* [Description of the task] From the first line to the last, please write out the data exactly.

Items from an interface collection:
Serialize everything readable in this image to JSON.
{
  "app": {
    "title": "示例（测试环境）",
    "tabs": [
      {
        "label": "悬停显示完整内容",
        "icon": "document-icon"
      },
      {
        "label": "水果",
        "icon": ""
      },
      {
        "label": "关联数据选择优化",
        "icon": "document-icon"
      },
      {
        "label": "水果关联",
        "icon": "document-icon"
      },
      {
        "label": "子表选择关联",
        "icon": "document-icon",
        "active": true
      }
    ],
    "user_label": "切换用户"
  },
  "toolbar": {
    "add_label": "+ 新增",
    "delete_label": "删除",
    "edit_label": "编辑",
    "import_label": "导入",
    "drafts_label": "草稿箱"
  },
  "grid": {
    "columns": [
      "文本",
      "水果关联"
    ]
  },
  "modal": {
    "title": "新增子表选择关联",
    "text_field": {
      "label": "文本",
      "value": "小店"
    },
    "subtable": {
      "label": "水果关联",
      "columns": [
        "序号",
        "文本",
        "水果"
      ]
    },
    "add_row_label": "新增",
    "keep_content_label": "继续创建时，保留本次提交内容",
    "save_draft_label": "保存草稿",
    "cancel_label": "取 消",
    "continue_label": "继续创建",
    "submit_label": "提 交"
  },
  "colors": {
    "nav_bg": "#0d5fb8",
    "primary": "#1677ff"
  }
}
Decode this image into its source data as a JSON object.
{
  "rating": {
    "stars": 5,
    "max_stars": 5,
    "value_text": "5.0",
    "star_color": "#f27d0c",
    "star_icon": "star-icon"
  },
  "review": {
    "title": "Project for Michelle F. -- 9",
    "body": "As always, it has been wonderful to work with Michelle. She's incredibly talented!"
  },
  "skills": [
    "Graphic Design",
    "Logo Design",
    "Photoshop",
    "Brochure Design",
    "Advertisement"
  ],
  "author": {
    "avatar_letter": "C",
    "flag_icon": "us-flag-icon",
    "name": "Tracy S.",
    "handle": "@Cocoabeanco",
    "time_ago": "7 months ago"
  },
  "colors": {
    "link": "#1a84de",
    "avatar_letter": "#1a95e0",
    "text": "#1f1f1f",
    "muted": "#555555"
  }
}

* [Reply to the exercise]
Serialize everything readable in this image to JSON.
{
  "app": {
    "title": "示例（测试环境）",
    "tabs": [
      {
        "label": "悬停显示完整内容",
        "icon": "document-icon"
      },
      {
        "label": "水果",
        "icon": ""
      },
      {
        "label": "关联数据选择优化",
        "icon": "document-icon"
      },
      {
        "label": "水果关联",
        "icon": "document-icon"
      },
      {
        "label": "子表选择关联",
        "icon": "document-icon",
        "active": true
      }
    ],
    "user_label": "切换用户"
  },
  "toolbar": {
    "add_label": "+ 新增",
    "delete_label": "删除",
    "edit_label": "编辑",
    "import_label": "导入",
    "drafts_label": "草稿箱"
  },
  "grid": {
    "columns": [
      "文本",
      "水果关联"
    ]
  },
  "modal": {
    "title": "新增子表选择关联",
    "text_field": {
      "label": "文本",
      "value": "小店"
    },
    "subtable": {
      "label": "水果关联",
      "columns": [
        "序号",
        "文本",
        "水果"
      ]
    },
    "add_row_label": "新增",
    "keep_content_label": "继续创建时，保留本次提交内容",
    "save_draft_label": "保存草稿",
    "cancel_label": "取 消",
    "continue_label": "继续创建",
    "submit_label": "提 交"
  },
  "colors": {
    "nav_bg": "#0d5fb8",
    "primary": "#1677ff"
  }
}
Decode this image into its source data as a JSON object.
{
  "rating": {
    "stars": 5,
    "max_stars": 5,
    "value_text": "5.0",
    "star_color": "#f27d0c",
    "star_icon": "star-icon"
  },
  "review": {
    "title": "Project for Michelle F. -- 9",
    "body": "As always, it has been wonderful to work with Michelle. She's incredibly talented!"
  },
  "skills": [
    "Graphic Design",
    "Logo Design",
    "Photoshop",
    "Brochure Design",
    "Advertisement"
  ],
  "author": {
    "avatar_letter": "C",
    "flag_icon": "us-flag-icon",
    "name": "Tracy S.",
    "handle": "@Cocoabeanco",
    "time_ago": "7 months ago"
  },
  "colors": {
    "link": "#1a84de",
    "avatar_letter": "#1a95e0",
    "text": "#1f1f1f",
    "muted": "#555555"
  }
}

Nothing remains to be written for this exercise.